> **Task prompt**
Could you give back the records exactly, taking out the pictures?

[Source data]
▼
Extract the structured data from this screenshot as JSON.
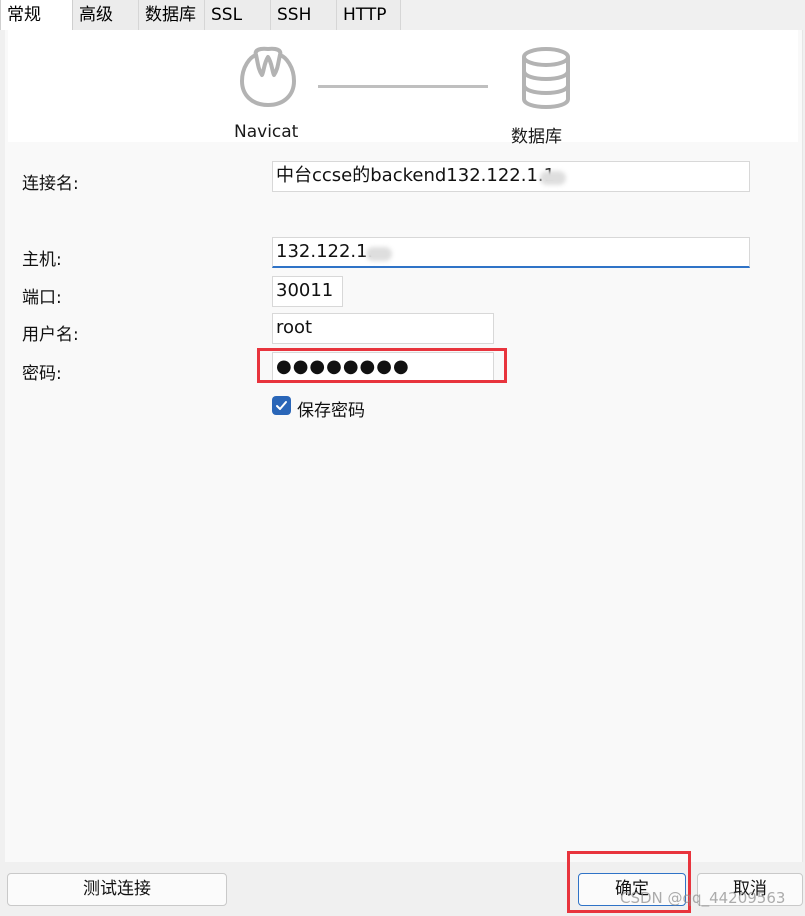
{
  "tabs": [
    {
      "label": "常规",
      "active": true
    },
    {
      "label": "高级",
      "active": false
    },
    {
      "label": "数据库",
      "active": false
    },
    {
      "label": "SSL",
      "active": false
    },
    {
      "label": "SSH",
      "active": false
    },
    {
      "label": "HTTP",
      "active": false
    }
  ],
  "diagram": {
    "left_caption": "Navicat",
    "right_caption": "数据库",
    "left_icon": "navicat-logo",
    "right_icon": "database-icon"
  },
  "form": {
    "connection_name": {
      "label": "连接名:",
      "value": "中台ccse的backend132.122.1.1"
    },
    "host": {
      "label": "主机:",
      "value": "132.122.1."
    },
    "port": {
      "label": "端口:",
      "value": "30011"
    },
    "username": {
      "label": "用户名:",
      "value": "root"
    },
    "password": {
      "label": "密码:",
      "value": "●●●●●●●●"
    },
    "save_password": {
      "label": "保存密码",
      "checked": true
    }
  },
  "buttons": {
    "test": "测试连接",
    "ok": "确定",
    "cancel": "取消"
  },
  "watermark": "CSDN @qq_44209563",
  "colors": {
    "accent": "#2f73c7",
    "highlight": "#e8343d",
    "checkbox": "#2a66b8"
  }
}
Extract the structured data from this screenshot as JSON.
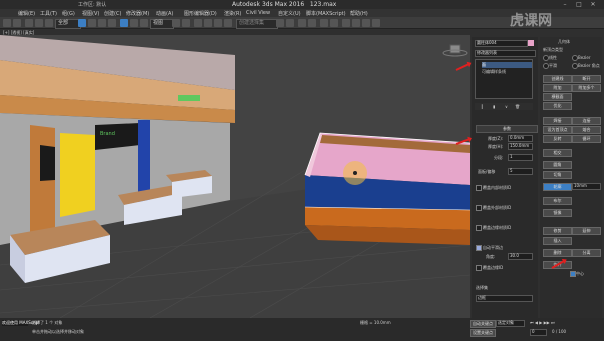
{
  "window": {
    "app_title": "Autodesk 3ds Max 2016",
    "file_name": "123.max",
    "workspace": "工作区: 默认",
    "logo_text": "虎课网"
  },
  "menu": [
    "编辑(E)",
    "工具(T)",
    "组(G)",
    "视图(V)",
    "创建(C)",
    "修改器(M)",
    "动画(A)",
    "图形编辑器(D)",
    "渲染(R)",
    "Civil View",
    "自定义(U)",
    "脚本(MAXScript)",
    "帮助(H)"
  ],
  "toolbar": {
    "filter_value": "全部",
    "view_value": "视图",
    "selection_set_placeholder": "创建选择集"
  },
  "viewport": {
    "label": "[+] [透视] [真实]",
    "sign_text": "Brand"
  },
  "modifier_panel": {
    "object_name": "圆柱体004",
    "list_label": "修改器列表",
    "stack_items": [
      "面",
      "可编辑样条线"
    ],
    "params_title": "参数",
    "thickness_label": "厚度(Z):",
    "thickness_value": "0.0mm",
    "height_label": "厚度(H):",
    "height_value": "150.0mm",
    "segments_label": "分段:",
    "segments_value": "1",
    "cap_label": "面板/偏移",
    "cap_value": "5",
    "chk_labels": [
      "覆盖内部材质ID",
      "覆盖外部材质ID",
      "覆盖边缘材质ID",
      "自动平滑边",
      "覆盖边缘ID"
    ],
    "smooth_label": "角度:",
    "smooth_value": "30.0",
    "bottom_label": "选择集",
    "bottom_value": "边框"
  },
  "geometry_panel": {
    "section_title": "几何体",
    "interp_label": "新顶点类型",
    "types": [
      "线性",
      "平滑",
      "Bezier",
      "Bezier 角点"
    ],
    "buttons": [
      "创建线",
      "断开",
      "附加",
      "附加多个",
      "横截面",
      "优化",
      "焊接",
      "连接",
      "设为首顶点",
      "熔合",
      "反转",
      "循环",
      "相交",
      "圆角",
      "切角",
      "轮廓",
      "布尔",
      "镜像",
      "修剪",
      "延伸",
      "插入",
      "删除",
      "分离",
      "炸开"
    ],
    "outline_value": "10mm",
    "center_label": "中心"
  },
  "status": {
    "selection_text": "选择了 1 个 对象",
    "prompt_text": "单击并拖动以选择并移动对象",
    "welcome": "欢迎使用 MAXScript",
    "grid_value": "栅格 = 10.0mm",
    "key_label": "自动关键点",
    "set_key_label": "设置关键点",
    "selected_label": "选定对象",
    "frame_value": "0 / 100",
    "frame_current": "0"
  },
  "colors": {
    "accent_pink": "#e9a3c9",
    "floor_blue": "#1a3f8f",
    "orange": "#c96a1e",
    "red_arrow": "#e02020"
  }
}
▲
> **Exercise result**
Extract the structured data from this screenshot as JSON.
{
  "tabs": [
    {
      "label": "常规",
      "active": true
    },
    {
      "label": "高级",
      "active": false
    },
    {
      "label": "数据库",
      "active": false
    },
    {
      "label": "SSL",
      "active": false
    },
    {
      "label": "SSH",
      "active": false
    },
    {
      "label": "HTTP",
      "active": false
    }
  ],
  "diagram": {
    "left_caption": "Navicat",
    "right_caption": "数据库",
    "left_icon": "navicat-logo",
    "right_icon": "database-icon"
  },
  "form": {
    "connection_name": {
      "label": "连接名:",
      "value": "中台ccse的backend132.122.1.1"
    },
    "host": {
      "label": "主机:",
      "value": "132.122.1."
    },
    "port": {
      "label": "端口:",
      "value": "30011"
    },
    "username": {
      "label": "用户名:",
      "value": "root"
    },
    "password": {
      "label": "密码:",
      "value": "●●●●●●●●"
    },
    "save_password": {
      "label": "保存密码",
      "checked": true
    }
  },
  "buttons": {
    "test": "测试连接",
    "ok": "确定",
    "cancel": "取消"
  },
  "watermark": "CSDN @qq_44209563",
  "colors": {
    "accent": "#2f73c7",
    "highlight": "#e8343d",
    "checkbox": "#2a66b8"
  }
}
Extract the structured data from this screenshot as JSON.
{
  "window": {
    "app_title": "Autodesk 3ds Max 2016",
    "file_name": "123.max",
    "workspace": "工作区: 默认",
    "logo_text": "虎课网"
  },
  "menu": [
    "编辑(E)",
    "工具(T)",
    "组(G)",
    "视图(V)",
    "创建(C)",
    "修改器(M)",
    "动画(A)",
    "图形编辑器(D)",
    "渲染(R)",
    "Civil View",
    "自定义(U)",
    "脚本(MAXScript)",
    "帮助(H)"
  ],
  "toolbar": {
    "filter_value": "全部",
    "view_value": "视图",
    "selection_set_placeholder": "创建选择集"
  },
  "viewport": {
    "label": "[+] [透视] [真实]",
    "sign_text": "Brand"
  },
  "modifier_panel": {
    "object_name": "圆柱体004",
    "list_label": "修改器列表",
    "stack_items": [
      "面",
      "可编辑样条线"
    ],
    "params_title": "参数",
    "thickness_label": "厚度(Z):",
    "thickness_value": "0.0mm",
    "height_label": "厚度(H):",
    "height_value": "150.0mm",
    "segments_label": "分段:",
    "segments_value": "1",
    "cap_label": "面板/偏移",
    "cap_value": "5",
    "chk_labels": [
      "覆盖内部材质ID",
      "覆盖外部材质ID",
      "覆盖边缘材质ID",
      "自动平滑边",
      "覆盖边缘ID"
    ],
    "smooth_label": "角度:",
    "smooth_value": "30.0",
    "bottom_label": "选择集",
    "bottom_value": "边框"
  },
  "geometry_panel": {
    "section_title": "几何体",
    "interp_label": "新顶点类型",
    "types": [
      "线性",
      "平滑",
      "Bezier",
      "Bezier 角点"
    ],
    "buttons": [
      "创建线",
      "断开",
      "附加",
      "附加多个",
      "横截面",
      "优化",
      "焊接",
      "连接",
      "设为首顶点",
      "熔合",
      "反转",
      "循环",
      "相交",
      "圆角",
      "切角",
      "轮廓",
      "布尔",
      "镜像",
      "修剪",
      "延伸",
      "插入",
      "删除",
      "分离",
      "炸开"
    ],
    "outline_value": "10mm",
    "center_label": "中心"
  },
  "status": {
    "selection_text": "选择了 1 个 对象",
    "prompt_text": "单击并拖动以选择并移动对象",
    "welcome": "欢迎使用 MAXScript",
    "grid_value": "栅格 = 10.0mm",
    "key_label": "自动关键点",
    "set_key_label": "设置关键点",
    "selected_label": "选定对象",
    "frame_value": "0 / 100",
    "frame_current": "0"
  },
  "colors": {
    "accent_pink": "#e9a3c9",
    "floor_blue": "#1a3f8f",
    "orange": "#c96a1e",
    "red_arrow": "#e02020"
  }
}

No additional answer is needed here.